### What is being asked
In the answer, each line must appear exactly as in the records, and no picture may appear.

====== Provided records ======

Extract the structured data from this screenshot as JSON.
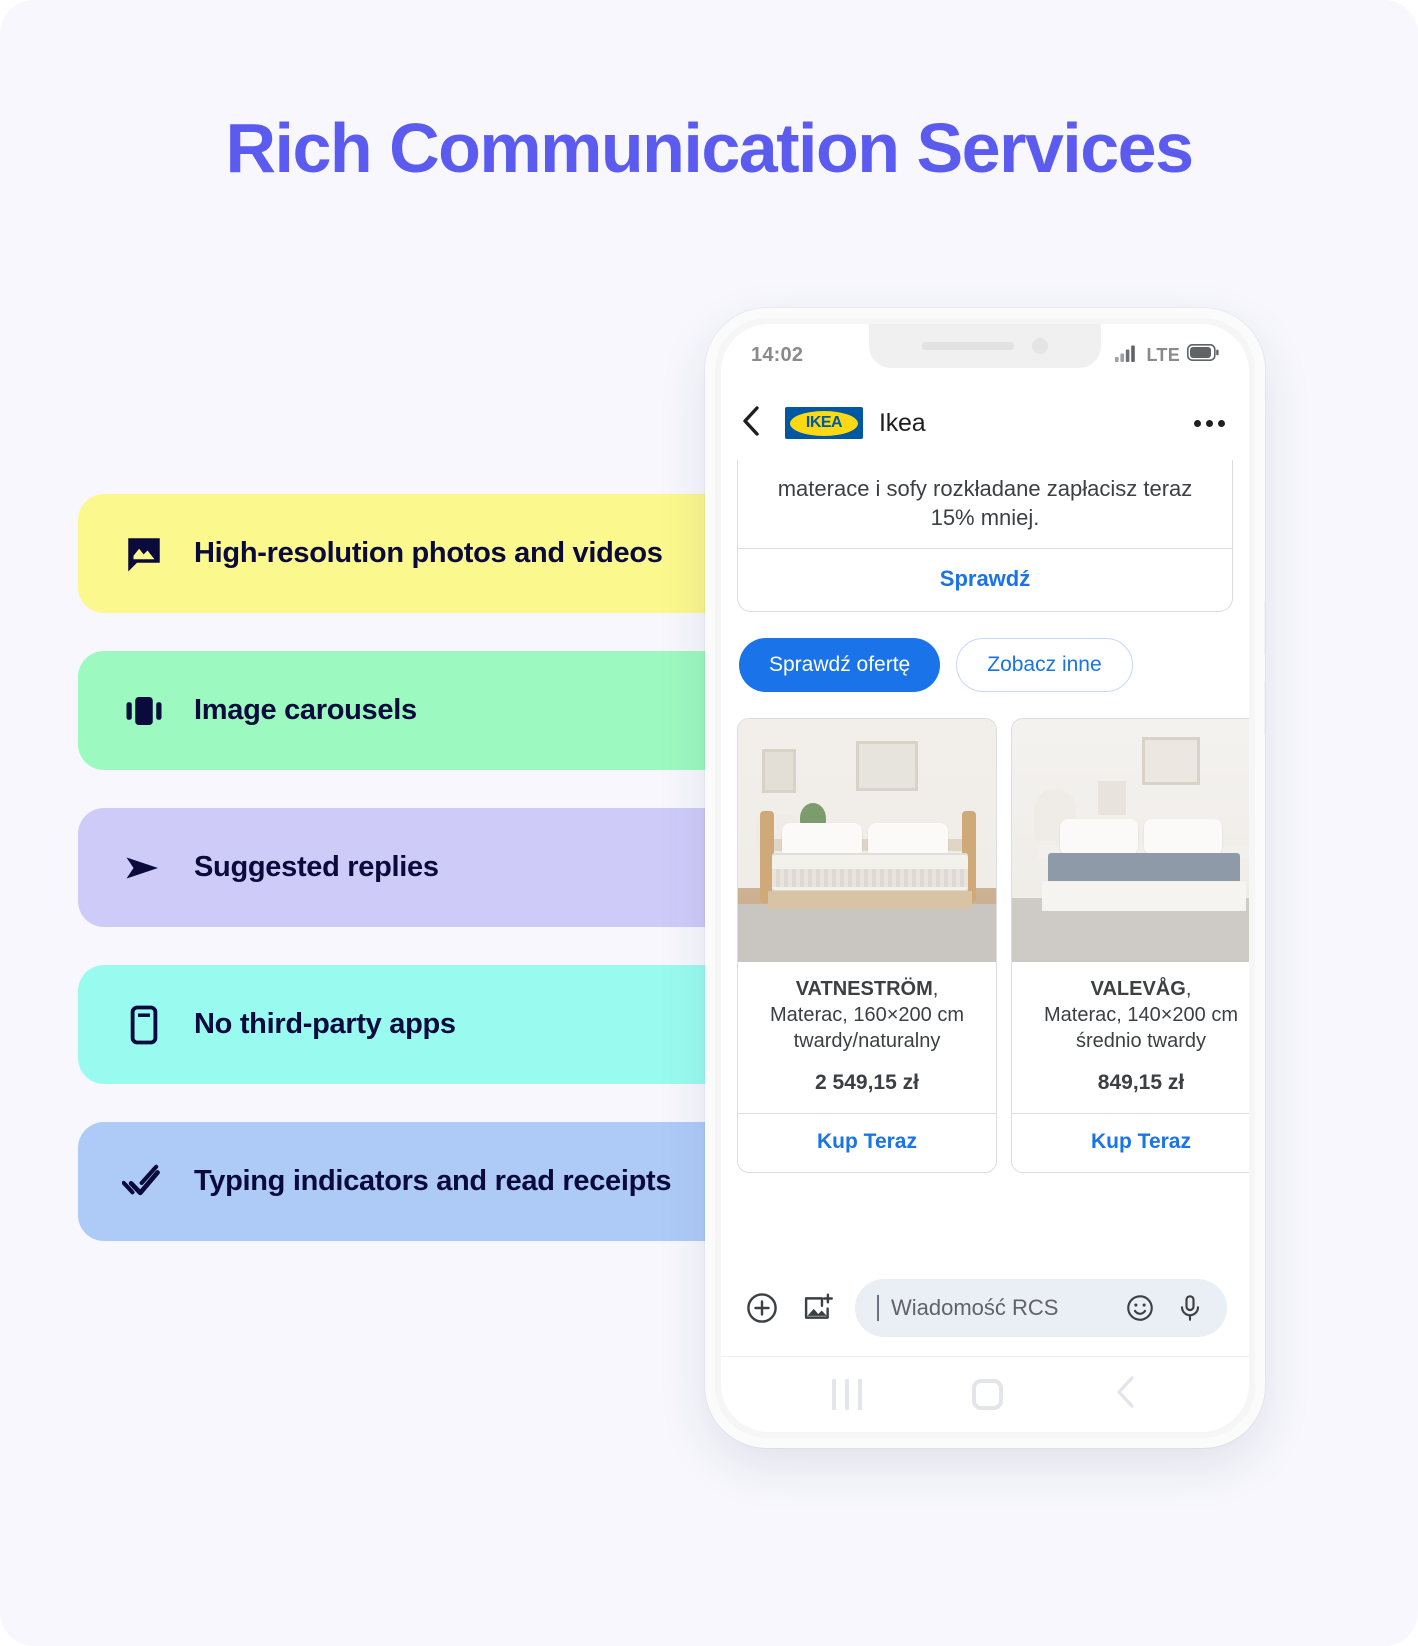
{
  "page": {
    "title": "Rich Communication Services",
    "title_color": "#5b5bf0",
    "background": "#f7f7fd"
  },
  "features": [
    {
      "label": "High-resolution photos and videos",
      "color": "#fbf88e",
      "icon": "photo-message-icon"
    },
    {
      "label": "Image carousels",
      "color": "#9cf9bf",
      "icon": "carousel-icon"
    },
    {
      "label": "Suggested replies",
      "color": "#cfcbf9",
      "icon": "send-arrow-icon"
    },
    {
      "label": "No third-party apps",
      "color": "#99fbf0",
      "icon": "phone-device-icon"
    },
    {
      "label": "Typing indicators and read receipts",
      "color": "#aecbf7",
      "icon": "double-check-icon"
    }
  ],
  "phone": {
    "statusbar": {
      "time": "14:02",
      "network": "LTE",
      "signal_icon": "signal-bars-icon",
      "battery_icon": "battery-icon"
    },
    "header": {
      "back_icon": "back-chevron-icon",
      "logo_text": "IKEA",
      "brand": "Ikea",
      "menu_icon": "more-options-icon",
      "logo_blue": "#0058a3",
      "logo_yellow": "#fbd914"
    },
    "rich_card": {
      "text": "materace i sofy rozkładane zapłacisz teraz 15% mniej.",
      "action": "Sprawdź"
    },
    "chips": [
      {
        "label": "Sprawdź ofertę",
        "style": "primary"
      },
      {
        "label": "Zobacz inne",
        "style": "ghost"
      }
    ],
    "carousel": [
      {
        "name": "VATNESTRÖM",
        "name_suffix": ",",
        "desc": "Materac, 160×200 cm twardy/naturalny",
        "price": "2 549,15 zł",
        "button": "Kup Teraz"
      },
      {
        "name": "VALEVÅG",
        "name_suffix": ",",
        "desc": "Materac, 140×200 cm średnio twardy",
        "price": "849,15 zł",
        "button": "Kup Teraz"
      }
    ],
    "input": {
      "placeholder": "Wiadomość RCS",
      "plus_icon": "add-plus-icon",
      "image_icon": "add-image-icon",
      "emoji_icon": "emoji-icon",
      "mic_icon": "microphone-icon"
    },
    "navbar": {
      "recents_icon": "recents-icon",
      "home_icon": "home-icon",
      "back_icon": "nav-back-icon"
    },
    "accent_blue": "#1a73e8"
  }
}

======

### Exercise solution
Extract the structured data from this screenshot as JSON.
{
  "page": {
    "title": "Rich Communication Services",
    "title_color": "#5b5bf0",
    "background": "#f7f7fd"
  },
  "features": [
    {
      "label": "High-resolution photos and videos",
      "color": "#fbf88e",
      "icon": "photo-message-icon"
    },
    {
      "label": "Image carousels",
      "color": "#9cf9bf",
      "icon": "carousel-icon"
    },
    {
      "label": "Suggested replies",
      "color": "#cfcbf9",
      "icon": "send-arrow-icon"
    },
    {
      "label": "No third-party apps",
      "color": "#99fbf0",
      "icon": "phone-device-icon"
    },
    {
      "label": "Typing indicators and read receipts",
      "color": "#aecbf7",
      "icon": "double-check-icon"
    }
  ],
  "phone": {
    "statusbar": {
      "time": "14:02",
      "network": "LTE",
      "signal_icon": "signal-bars-icon",
      "battery_icon": "battery-icon"
    },
    "header": {
      "back_icon": "back-chevron-icon",
      "logo_text": "IKEA",
      "brand": "Ikea",
      "menu_icon": "more-options-icon",
      "logo_blue": "#0058a3",
      "logo_yellow": "#fbd914"
    },
    "rich_card": {
      "text": "materace i sofy rozkładane zapłacisz teraz 15% mniej.",
      "action": "Sprawdź"
    },
    "chips": [
      {
        "label": "Sprawdź ofertę",
        "style": "primary"
      },
      {
        "label": "Zobacz inne",
        "style": "ghost"
      }
    ],
    "carousel": [
      {
        "name": "VATNESTRÖM",
        "name_suffix": ",",
        "desc": "Materac, 160×200 cm twardy/naturalny",
        "price": "2 549,15 zł",
        "button": "Kup Teraz"
      },
      {
        "name": "VALEVÅG",
        "name_suffix": ",",
        "desc": "Materac, 140×200 cm średnio twardy",
        "price": "849,15 zł",
        "button": "Kup Teraz"
      }
    ],
    "input": {
      "placeholder": "Wiadomość RCS",
      "plus_icon": "add-plus-icon",
      "image_icon": "add-image-icon",
      "emoji_icon": "emoji-icon",
      "mic_icon": "microphone-icon"
    },
    "navbar": {
      "recents_icon": "recents-icon",
      "home_icon": "home-icon",
      "back_icon": "nav-back-icon"
    },
    "accent_blue": "#1a73e8"
  }
}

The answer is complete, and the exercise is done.